Pick out the lines in the listing below that contain the word "false" and copy them.

★ ★ ★

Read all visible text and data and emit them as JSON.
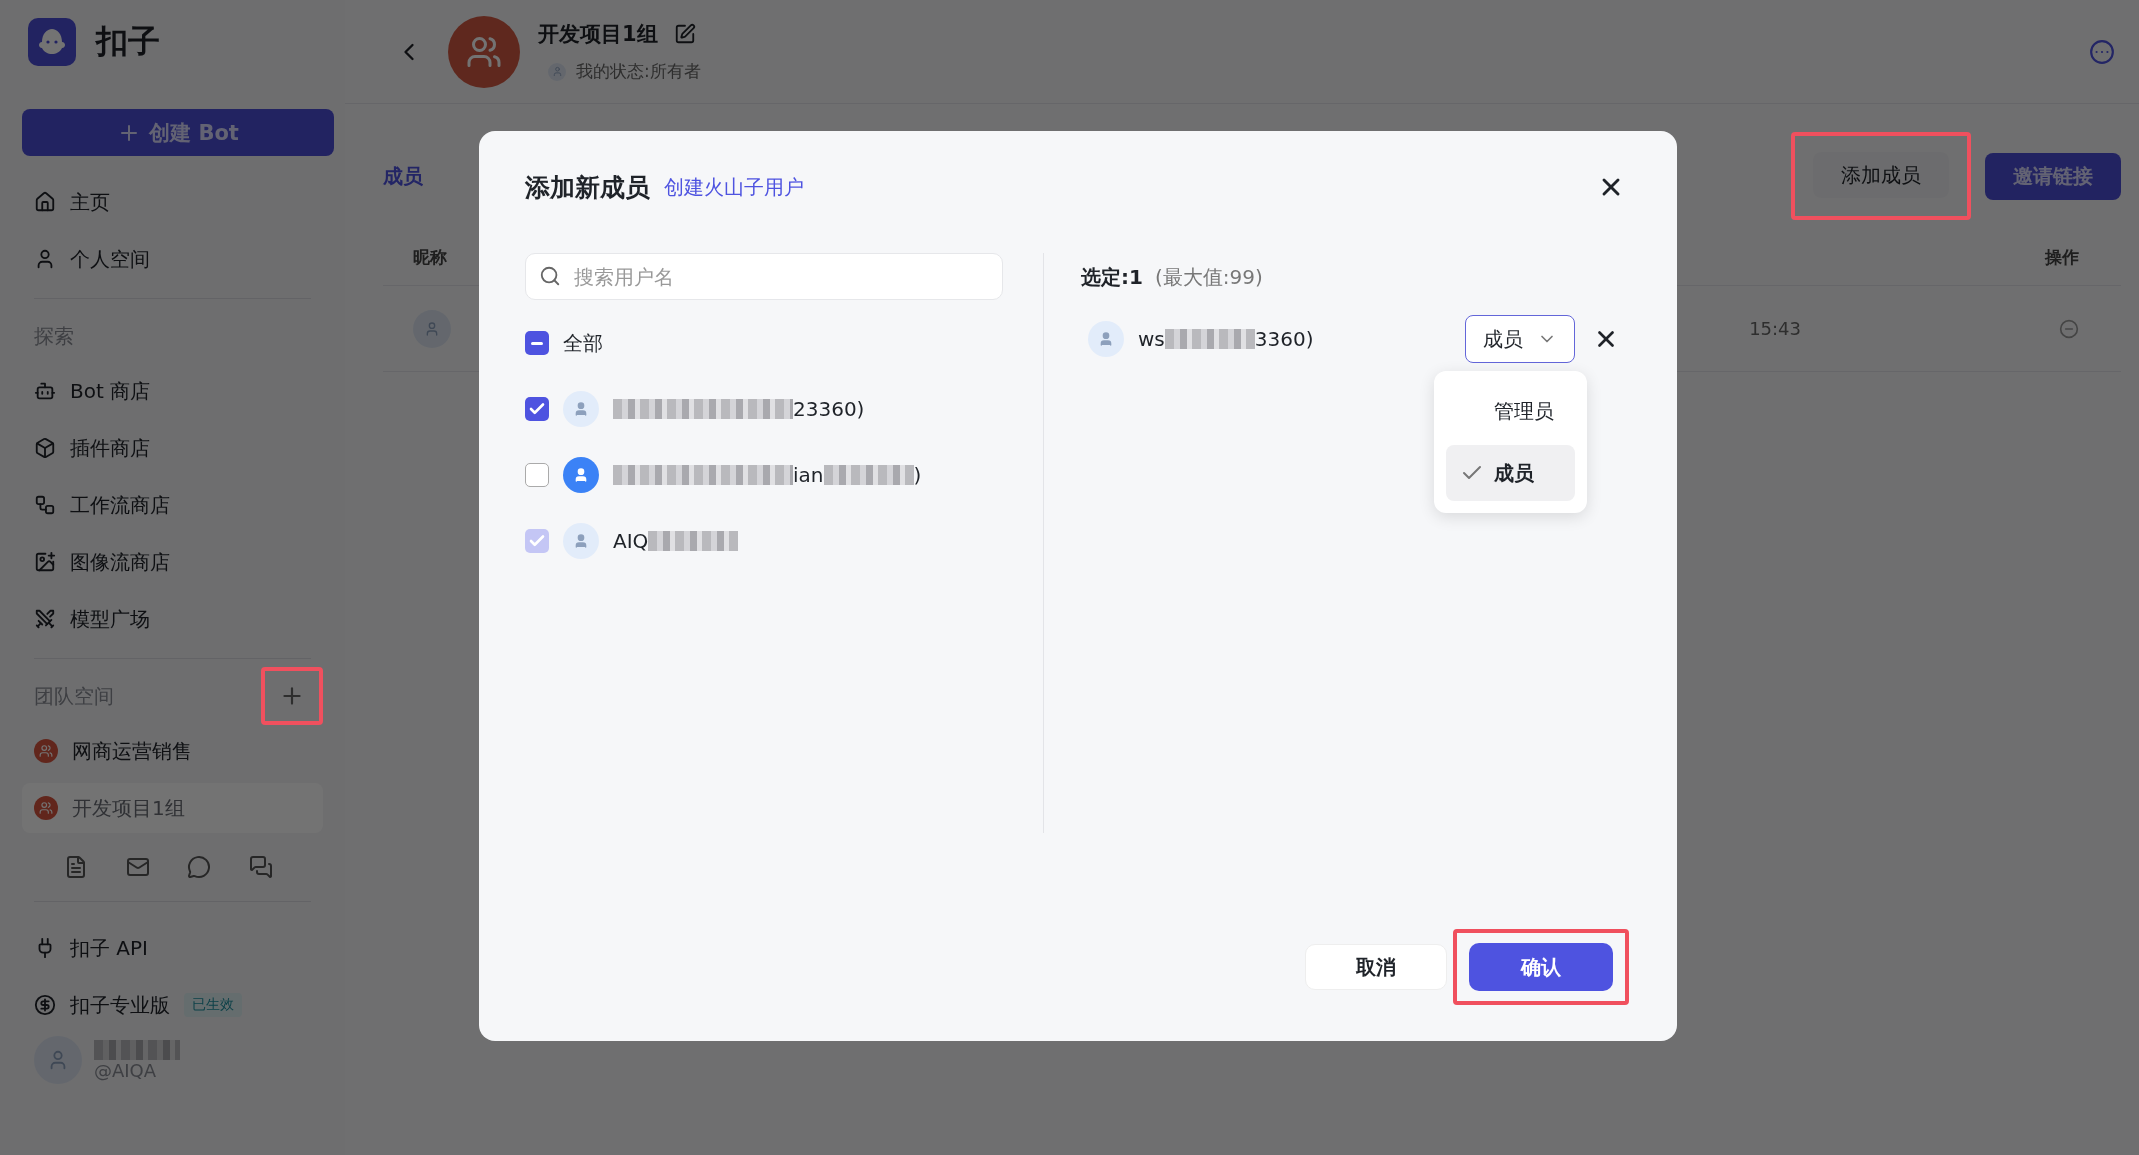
{
  "sidebar": {
    "logo_text": "扣子",
    "create_button": "创建 Bot",
    "nav": [
      {
        "label": "主页"
      },
      {
        "label": "个人空间"
      }
    ],
    "explore_title": "探索",
    "explore": [
      {
        "label": "Bot 商店"
      },
      {
        "label": "插件商店"
      },
      {
        "label": "工作流商店"
      },
      {
        "label": "图像流商店"
      },
      {
        "label": "模型广场"
      }
    ],
    "team_title": "团队空间",
    "add_team_highlighted": true,
    "teams": [
      {
        "label": "网商运营销售",
        "selected": false
      },
      {
        "label": "开发项目1组",
        "selected": true
      }
    ],
    "bottom": [
      {
        "label": "扣子 API"
      },
      {
        "label": "扣子专业版",
        "badge": "已生效"
      }
    ],
    "user": {
      "handle": "@AIQA"
    }
  },
  "header": {
    "title": "开发项目1组",
    "status": "我的状态:所有者"
  },
  "members_page": {
    "tab": "成员",
    "add_button": {
      "label": "添加成员",
      "highlighted": true
    },
    "invite_button": "邀请链接",
    "columns": [
      "昵称",
      "操作"
    ],
    "row": {
      "time": "15:43"
    }
  },
  "dialog": {
    "title": "添加新成员",
    "link": "创建火山子用户",
    "search": {
      "placeholder": "搜索用户名"
    },
    "all": {
      "label": "全部",
      "checked": true,
      "indeterminate": true
    },
    "users": [
      {
        "checked": true,
        "disabled": false,
        "color": "#e2ecfa",
        "name": [
          {
            "kind": "blur"
          },
          {
            "kind": "text",
            "text": "23360)"
          }
        ]
      },
      {
        "checked": false,
        "disabled": false,
        "color": "#3b82f6",
        "name": [
          {
            "kind": "blur"
          },
          {
            "kind": "text",
            "text": "ian"
          },
          {
            "kind": "blur"
          },
          {
            "kind": "text",
            "text": ")"
          }
        ]
      },
      {
        "checked": true,
        "disabled": true,
        "color": "#e2ecfa",
        "name": [
          {
            "kind": "text",
            "text": "AIQ"
          },
          {
            "kind": "blur"
          }
        ]
      }
    ],
    "selected_label": "选定:1",
    "max_label": "(最大值:99)",
    "selected_users": [
      {
        "name": [
          {
            "kind": "text",
            "text": "ws"
          },
          {
            "kind": "blur"
          },
          {
            "kind": "text",
            "text": "3360)"
          }
        ],
        "role": "成员",
        "menu": [
          {
            "label": "管理员",
            "selected": false
          },
          {
            "label": "成员",
            "selected": true
          }
        ]
      }
    ],
    "cancel": "取消",
    "confirm": {
      "label": "确认",
      "highlighted": true
    }
  }
}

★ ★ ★

» **Problem solution**
        "selected": false
        "disabled": false,
        "checked": false,
        "disabled": false,
            "selected": false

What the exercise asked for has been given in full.